Speaking of, the game’s enemies remain diverse throughout, and often house their own movement and attack patterns. My gripe is that I would have liked to have seen more structure on this front in regards to disposing of them. Many can be killed with some button mashing, and whilst far from a deal breaker, it would have been nice to have seen just a little bit more depth here. On the topic of gripes, the next (and final) issue that I have is that of the audio work; it’s just a little too repetitive, and somewhat annoying for my liking.
With that to the side, there’s little else to scoff at here. Everything from the game’s world design – especially that of its dungeons – and its solid mechanics, through to its accessible, yet tough to master handling, and that of its pacing, is smashing throughout. The game’s boss battles get a special mention here, being that they’re all mahoosive, screen hogging hulks that tend to put you through the ringer if you’re not careful. Whilst there’s nothing special in regards to their design, it’s nice to see the challenge is well balanced on all fronts.
I’ll also point out that the game is full of secrets to seek out, and if you’ve a soft spot for max completion, a few side quests to tackle. It pays off to keep an eye out for things that seem out of the norm, as they may well lead to threads that could take you to some hidden goodies. That, ladies and gents, is pretty much the bulk sum of the game. You’ll move through its world, acquire great new abilities that allow you to get deeper in, battle countless foes, level up to improve stats, buy various goods; rinse and repeat until you hit the end.
Said abilities are especially interesting in use. One of the first main traits you learn is the ability to turn enemies into platforms that you can then traverse; handy for when needing to reach those hard to access areas. Each new trait is equally as interesting as the next, and lends the game an edge that many of its peers lack. Whilst the game’s tough difficulty can be grueling when the action begins to drastically pick up, Aggelos sports a rather generous checkpoint system that allows you to save and replenish health at stationary statues.
They’re all well spaced out, giving you enough freedom to feel comfortable. With its fundamentals out of the way, I’ll commend Aggelos elsewhere. The game’s visuals are gorgeous, putting forward a great deal of detail. Each and every area stands out as unique, chasing away any sense of visual repetition. Whilst I’ve expressed some dislike towards the soundtrack, the audio cues are well set, and faithful to the era it adopts. When all is said and done, this is a must have for fans of the concept. Hell, it’s a must have for anyone.
Aggelos is a love letter to fans of classic side-scrolling platformers. Despite a few glaring issues, the game achieves greatness through staying true to its formula, through not holding back on its difficulty, and through maintaining a pace that effortlessly keeps things interesting and unique. Whilst this may not be the best adventure of its kind, it’s certainly high up there, and in the midst of so many retro-inspired releases, that’s a feat in itself.

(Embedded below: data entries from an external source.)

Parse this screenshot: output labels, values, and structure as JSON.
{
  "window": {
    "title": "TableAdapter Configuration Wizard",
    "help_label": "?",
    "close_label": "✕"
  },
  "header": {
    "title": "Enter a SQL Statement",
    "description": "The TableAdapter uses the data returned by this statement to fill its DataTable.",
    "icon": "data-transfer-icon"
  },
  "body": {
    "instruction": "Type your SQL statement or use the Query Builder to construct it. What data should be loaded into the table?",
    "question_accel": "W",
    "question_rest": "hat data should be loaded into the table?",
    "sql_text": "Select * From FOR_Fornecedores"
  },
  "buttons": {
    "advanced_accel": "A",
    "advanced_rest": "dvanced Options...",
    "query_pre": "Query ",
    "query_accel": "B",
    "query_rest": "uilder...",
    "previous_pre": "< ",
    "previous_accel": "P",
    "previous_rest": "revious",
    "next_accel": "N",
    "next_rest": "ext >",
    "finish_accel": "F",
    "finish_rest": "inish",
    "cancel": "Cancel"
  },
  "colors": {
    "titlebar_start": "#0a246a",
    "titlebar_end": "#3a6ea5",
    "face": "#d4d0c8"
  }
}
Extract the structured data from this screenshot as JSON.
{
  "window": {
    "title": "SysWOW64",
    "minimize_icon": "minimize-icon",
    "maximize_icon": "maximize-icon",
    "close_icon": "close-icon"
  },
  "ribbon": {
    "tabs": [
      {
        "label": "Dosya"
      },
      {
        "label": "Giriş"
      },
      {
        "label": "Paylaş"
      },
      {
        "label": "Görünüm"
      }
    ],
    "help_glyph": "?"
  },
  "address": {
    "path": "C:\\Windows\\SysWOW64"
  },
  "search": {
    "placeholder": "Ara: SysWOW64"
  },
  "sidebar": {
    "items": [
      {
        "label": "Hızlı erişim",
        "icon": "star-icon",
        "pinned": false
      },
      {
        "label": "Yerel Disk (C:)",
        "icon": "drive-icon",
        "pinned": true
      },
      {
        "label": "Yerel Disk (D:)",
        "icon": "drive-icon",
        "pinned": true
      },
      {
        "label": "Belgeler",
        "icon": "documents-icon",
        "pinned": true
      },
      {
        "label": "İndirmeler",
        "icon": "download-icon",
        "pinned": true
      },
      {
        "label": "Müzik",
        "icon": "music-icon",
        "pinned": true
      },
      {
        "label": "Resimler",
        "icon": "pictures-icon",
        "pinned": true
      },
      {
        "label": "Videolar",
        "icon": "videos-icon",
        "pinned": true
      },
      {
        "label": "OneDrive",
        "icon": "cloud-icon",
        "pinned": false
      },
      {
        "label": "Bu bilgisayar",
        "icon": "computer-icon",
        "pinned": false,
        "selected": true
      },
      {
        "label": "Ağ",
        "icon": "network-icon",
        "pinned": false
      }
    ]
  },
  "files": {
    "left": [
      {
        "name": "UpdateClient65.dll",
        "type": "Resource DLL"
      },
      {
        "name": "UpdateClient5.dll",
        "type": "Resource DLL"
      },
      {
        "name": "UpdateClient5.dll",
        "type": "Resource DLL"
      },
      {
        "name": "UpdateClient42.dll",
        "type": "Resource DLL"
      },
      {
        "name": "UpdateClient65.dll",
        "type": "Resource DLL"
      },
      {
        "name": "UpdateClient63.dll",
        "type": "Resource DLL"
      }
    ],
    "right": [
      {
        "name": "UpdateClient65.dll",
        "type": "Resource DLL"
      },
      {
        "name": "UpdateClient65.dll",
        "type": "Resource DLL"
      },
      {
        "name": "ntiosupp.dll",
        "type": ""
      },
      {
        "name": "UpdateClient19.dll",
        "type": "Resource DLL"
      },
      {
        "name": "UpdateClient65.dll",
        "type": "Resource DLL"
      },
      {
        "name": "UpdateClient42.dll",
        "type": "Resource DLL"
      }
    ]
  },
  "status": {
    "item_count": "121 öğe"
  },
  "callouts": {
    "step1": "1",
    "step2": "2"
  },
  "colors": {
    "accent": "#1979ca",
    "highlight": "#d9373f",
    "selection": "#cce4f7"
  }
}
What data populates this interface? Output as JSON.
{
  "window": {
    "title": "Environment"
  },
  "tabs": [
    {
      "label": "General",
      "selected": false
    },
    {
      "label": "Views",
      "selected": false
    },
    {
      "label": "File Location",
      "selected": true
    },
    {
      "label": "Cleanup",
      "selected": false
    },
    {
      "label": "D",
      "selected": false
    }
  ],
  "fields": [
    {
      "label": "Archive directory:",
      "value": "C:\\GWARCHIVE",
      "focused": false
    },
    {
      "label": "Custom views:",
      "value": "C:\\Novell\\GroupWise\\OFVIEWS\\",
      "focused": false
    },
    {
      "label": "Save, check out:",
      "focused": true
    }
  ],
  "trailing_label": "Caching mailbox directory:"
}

This game was tested and reviewed on Xbox One. All of the opinions and insights here are subject to that version.Want to keep up to date with the latest Xt reviews, Xt opinions and Xt content? Follow us on Facebook, Twitter, and YouTube.